- [Task details] Which of the lines below include "icon"? Each one should be copied out.

- [Dataset entries]
● ● ● ● ● ● ●

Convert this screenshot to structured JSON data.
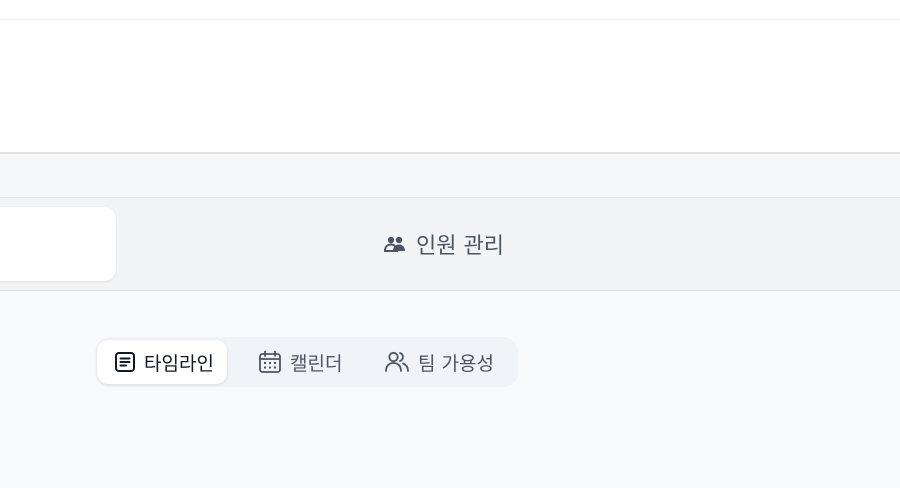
{
  "nav": {
    "people_tab_label": "인원 관리",
    "people_icon": "users-group-icon"
  },
  "view_switcher": {
    "active_view": "timeline",
    "views": [
      {
        "key": "timeline",
        "label": "타임라인",
        "icon": "list-box-icon"
      },
      {
        "key": "calendar",
        "label": "캘린더",
        "icon": "calendar-icon"
      },
      {
        "key": "availability",
        "label": "팀 가용성",
        "icon": "users-icon"
      }
    ]
  },
  "colors": {
    "background": "#f8fafc",
    "nav_background": "#f3f4f6",
    "active_text": "#111827",
    "inactive_text": "#4b5563"
  }
}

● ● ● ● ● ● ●

- [Exercise answer]
    "people_icon": "users-group-icon"
        "icon": "list-box-icon"
        "icon": "calendar-icon"
        "icon": "users-icon"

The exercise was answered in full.